Unglazed buff terracotta
Purchased through the William B. Jaffe and Evelyn A. Jaffe Hall Fund; S.964.174
The Parisian-born Henri Laurens played a pivotal role in developing the vocabulary of cubism as a sculptural style during the second decade of the twentieth century. He was introduced to modern art through his friendship with Georges Braque, but he was also influenced by the three-dimensional constructions of Picasso. Laurens began in 1919 to experiment with cutouts and superimposed planes in bas-relief—initially in stone and terracotta—that was both uncolored and polychromed. Soon afterward he turned to the execution of freestanding sculptures, which became more clearly figurative but retained angular, faceted forms.

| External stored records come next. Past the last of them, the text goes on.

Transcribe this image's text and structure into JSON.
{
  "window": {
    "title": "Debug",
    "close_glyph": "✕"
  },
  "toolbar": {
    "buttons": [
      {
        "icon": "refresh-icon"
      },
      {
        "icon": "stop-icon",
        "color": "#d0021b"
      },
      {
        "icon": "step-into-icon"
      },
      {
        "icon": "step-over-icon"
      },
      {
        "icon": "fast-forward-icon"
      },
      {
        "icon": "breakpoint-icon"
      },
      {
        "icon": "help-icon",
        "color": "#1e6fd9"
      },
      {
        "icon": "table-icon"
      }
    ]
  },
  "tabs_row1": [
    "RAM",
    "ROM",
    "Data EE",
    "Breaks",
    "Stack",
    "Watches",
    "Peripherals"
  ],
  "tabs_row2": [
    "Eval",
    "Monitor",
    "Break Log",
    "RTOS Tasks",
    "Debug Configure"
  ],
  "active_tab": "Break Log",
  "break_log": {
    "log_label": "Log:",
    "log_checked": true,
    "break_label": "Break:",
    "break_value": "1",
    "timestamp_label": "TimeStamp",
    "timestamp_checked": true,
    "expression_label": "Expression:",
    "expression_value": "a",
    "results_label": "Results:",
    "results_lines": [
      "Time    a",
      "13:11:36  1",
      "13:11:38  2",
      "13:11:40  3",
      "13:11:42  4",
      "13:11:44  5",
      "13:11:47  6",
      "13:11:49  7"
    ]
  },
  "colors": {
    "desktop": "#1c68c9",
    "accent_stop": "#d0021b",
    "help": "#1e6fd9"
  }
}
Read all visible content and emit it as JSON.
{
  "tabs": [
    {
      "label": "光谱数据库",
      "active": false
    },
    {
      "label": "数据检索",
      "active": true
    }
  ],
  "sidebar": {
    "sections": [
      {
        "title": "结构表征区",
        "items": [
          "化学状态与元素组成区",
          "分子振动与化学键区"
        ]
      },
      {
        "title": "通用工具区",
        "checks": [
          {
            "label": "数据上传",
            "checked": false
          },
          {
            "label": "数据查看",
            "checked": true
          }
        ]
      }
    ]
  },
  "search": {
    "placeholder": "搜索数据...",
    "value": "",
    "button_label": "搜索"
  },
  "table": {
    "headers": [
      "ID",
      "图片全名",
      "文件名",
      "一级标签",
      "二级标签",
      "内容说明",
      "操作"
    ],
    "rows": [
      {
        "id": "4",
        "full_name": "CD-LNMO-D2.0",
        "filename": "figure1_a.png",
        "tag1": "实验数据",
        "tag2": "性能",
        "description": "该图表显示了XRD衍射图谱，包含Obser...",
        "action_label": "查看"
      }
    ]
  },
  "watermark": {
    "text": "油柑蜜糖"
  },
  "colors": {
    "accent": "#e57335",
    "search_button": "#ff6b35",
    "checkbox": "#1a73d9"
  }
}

Standing Female Nude is a study of line and plane as formal compositional elements from which the figure is constructed rather than modeled. Yet, in spite of the innovative treatment of surfaces and volumes, Laurens consciously employs a conventional subject to highlight his relationship to a long-established figurative tradition. The diminutive scale of the sculpture is also associated with the history of statuettes dating back to antiquity. Ultimately, as Laurens himself noted, “Tradition is continuous beneath the appearances of the epochs."
Last Updated: 4/29/14